▶ _Task statement_:
The answer should consist of every line in the material below that has the word "打乒乓球".

▶ _Material to process_:

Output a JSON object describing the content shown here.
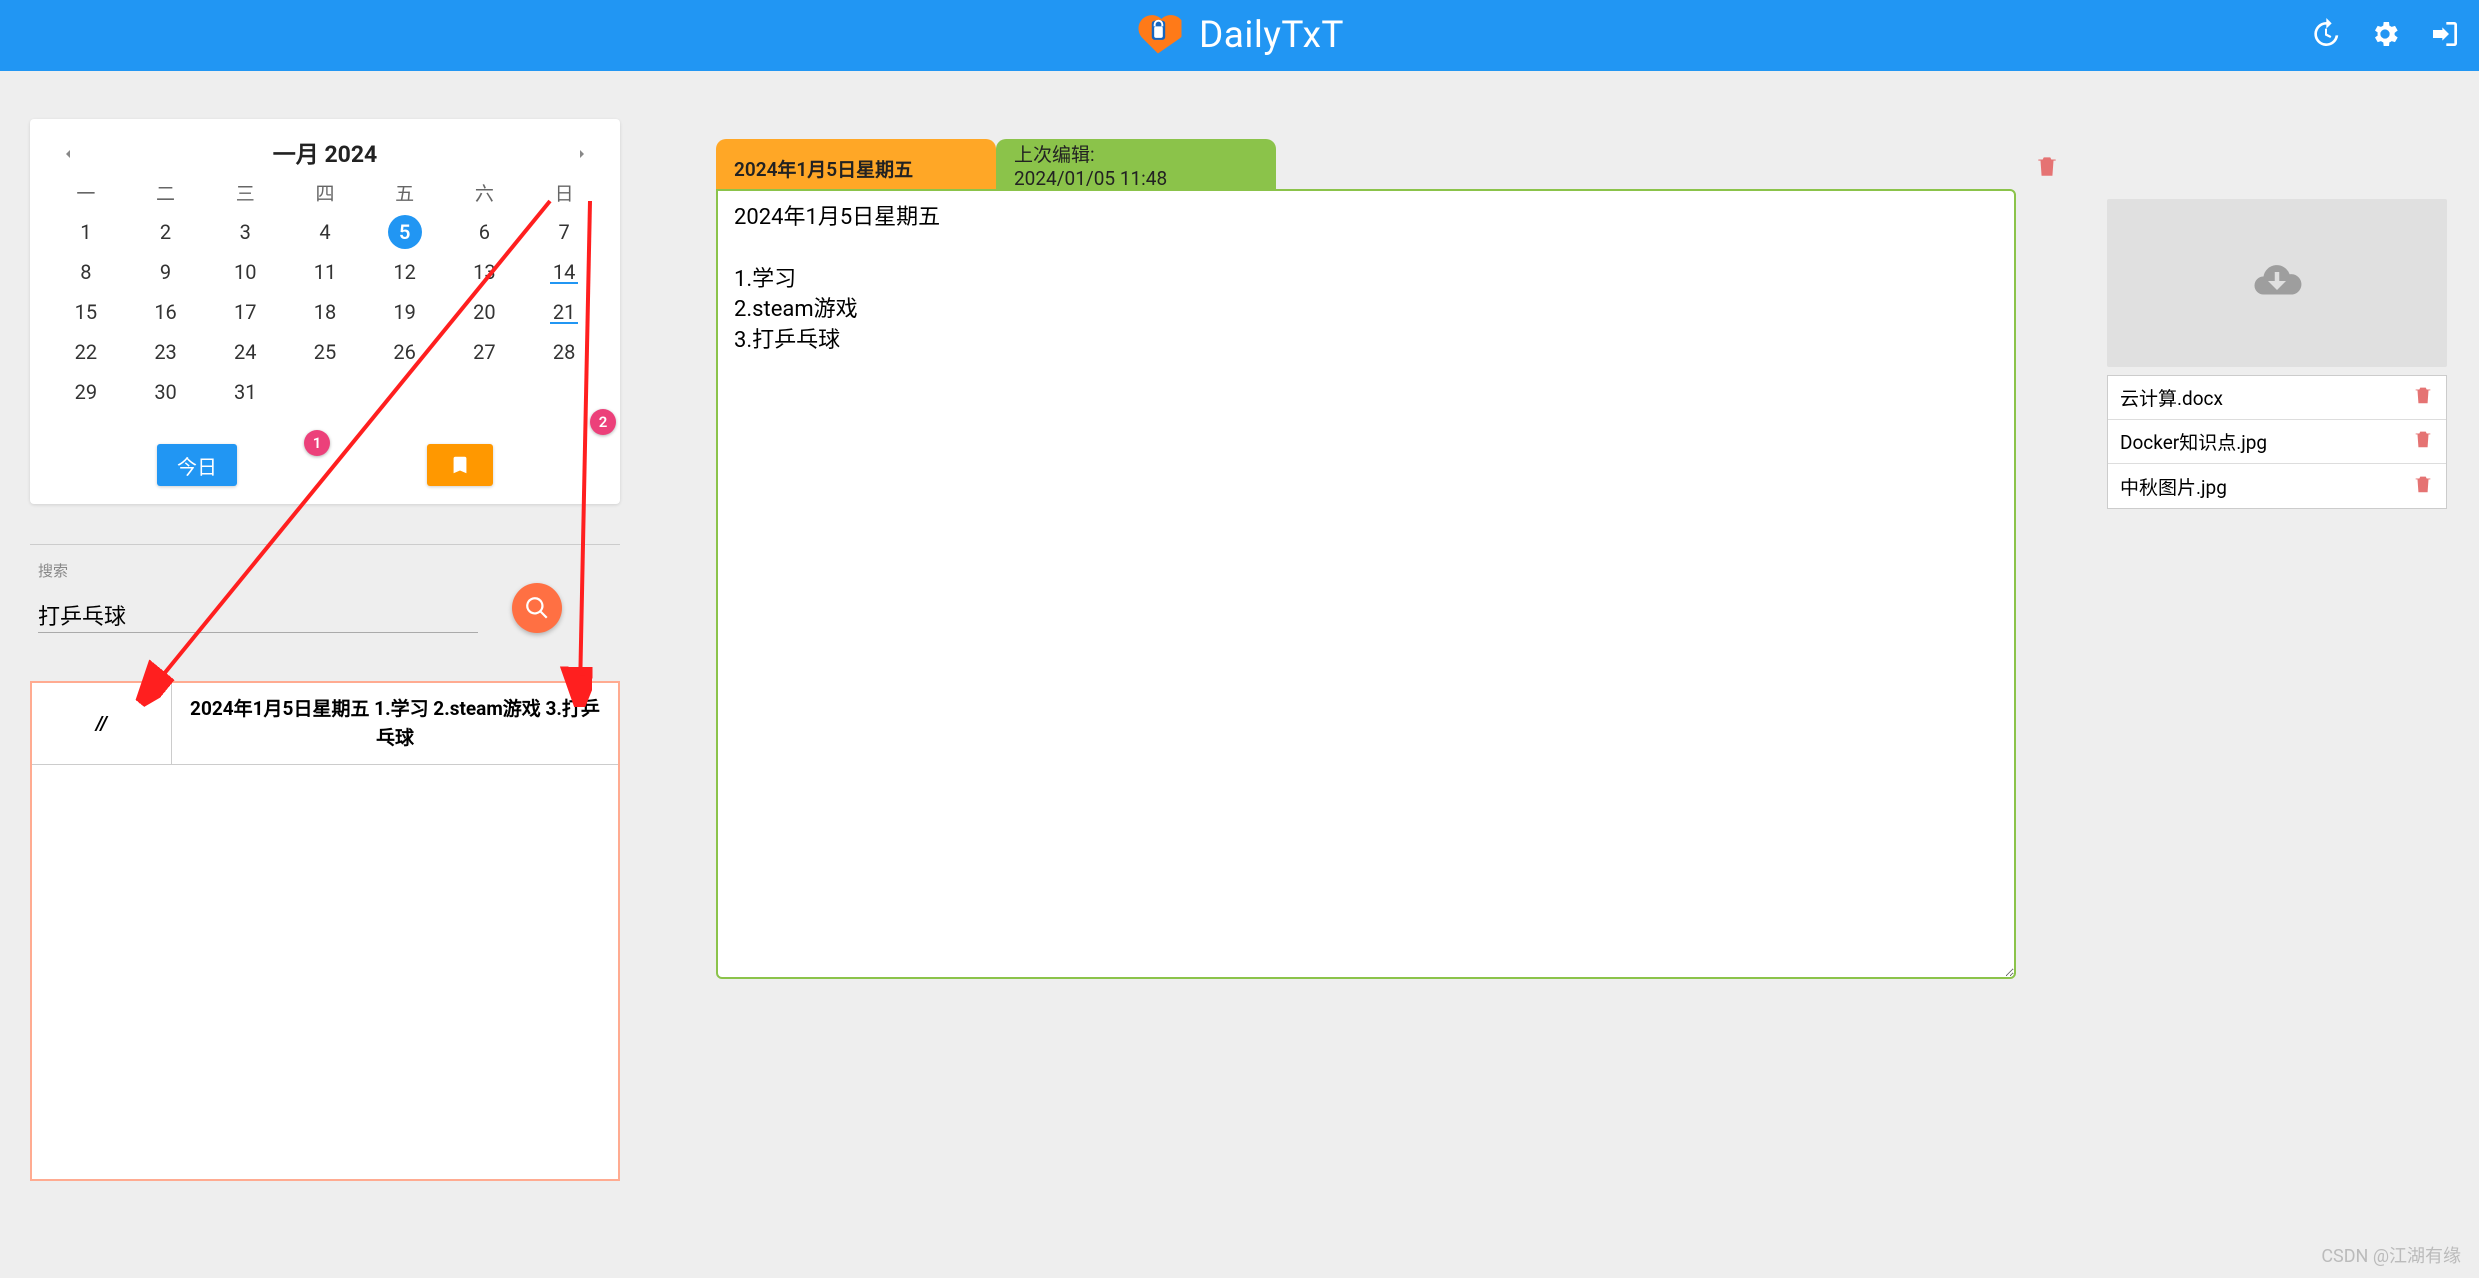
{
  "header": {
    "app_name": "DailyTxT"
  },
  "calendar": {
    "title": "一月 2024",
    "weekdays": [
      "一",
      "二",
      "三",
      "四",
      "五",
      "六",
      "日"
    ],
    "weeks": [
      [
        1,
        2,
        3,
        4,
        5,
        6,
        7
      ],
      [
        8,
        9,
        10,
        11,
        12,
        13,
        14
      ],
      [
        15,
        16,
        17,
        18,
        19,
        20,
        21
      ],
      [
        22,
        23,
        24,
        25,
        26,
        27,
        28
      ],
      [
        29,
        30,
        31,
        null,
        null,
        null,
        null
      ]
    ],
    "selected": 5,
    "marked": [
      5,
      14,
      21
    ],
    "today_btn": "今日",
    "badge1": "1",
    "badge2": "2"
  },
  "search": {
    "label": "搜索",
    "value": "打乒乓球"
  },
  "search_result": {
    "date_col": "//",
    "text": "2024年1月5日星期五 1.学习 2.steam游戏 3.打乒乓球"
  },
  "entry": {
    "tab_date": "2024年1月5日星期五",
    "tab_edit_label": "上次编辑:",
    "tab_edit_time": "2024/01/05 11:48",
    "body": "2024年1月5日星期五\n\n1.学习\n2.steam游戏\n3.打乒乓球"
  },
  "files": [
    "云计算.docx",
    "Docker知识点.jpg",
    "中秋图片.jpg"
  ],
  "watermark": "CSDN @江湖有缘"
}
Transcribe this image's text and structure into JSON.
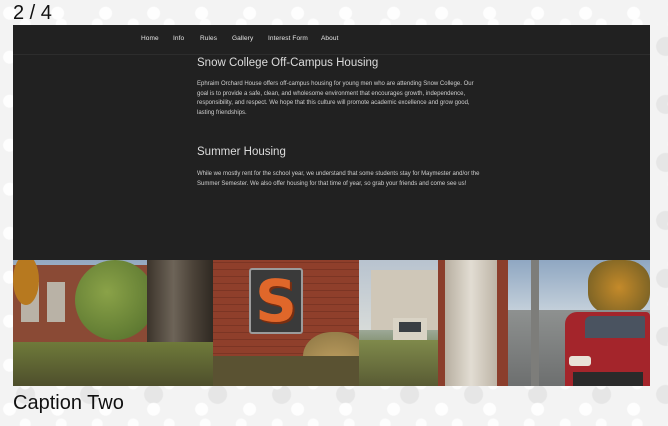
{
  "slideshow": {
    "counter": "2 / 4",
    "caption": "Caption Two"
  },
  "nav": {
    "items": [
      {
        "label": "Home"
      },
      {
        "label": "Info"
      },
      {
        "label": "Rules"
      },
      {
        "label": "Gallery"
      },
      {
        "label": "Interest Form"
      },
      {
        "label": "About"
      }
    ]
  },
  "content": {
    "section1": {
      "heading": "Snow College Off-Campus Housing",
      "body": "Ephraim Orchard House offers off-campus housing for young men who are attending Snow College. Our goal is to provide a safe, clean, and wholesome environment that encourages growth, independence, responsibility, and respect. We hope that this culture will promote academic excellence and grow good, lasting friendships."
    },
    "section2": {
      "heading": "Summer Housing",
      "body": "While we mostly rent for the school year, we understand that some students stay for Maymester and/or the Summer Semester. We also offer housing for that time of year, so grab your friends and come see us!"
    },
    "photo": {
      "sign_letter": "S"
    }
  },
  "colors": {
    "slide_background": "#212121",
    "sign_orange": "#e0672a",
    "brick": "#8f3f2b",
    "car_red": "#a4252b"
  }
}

▶ _Answer area_:
    "value": "打乒乓球"
    "text": "2024年1月5日星期五 1.学习 2.steam游戏 3.打乒乓球"
    "body": "2024年1月5日星期五\n\n1.学习\n2.steam游戏\n3.打乒乓球"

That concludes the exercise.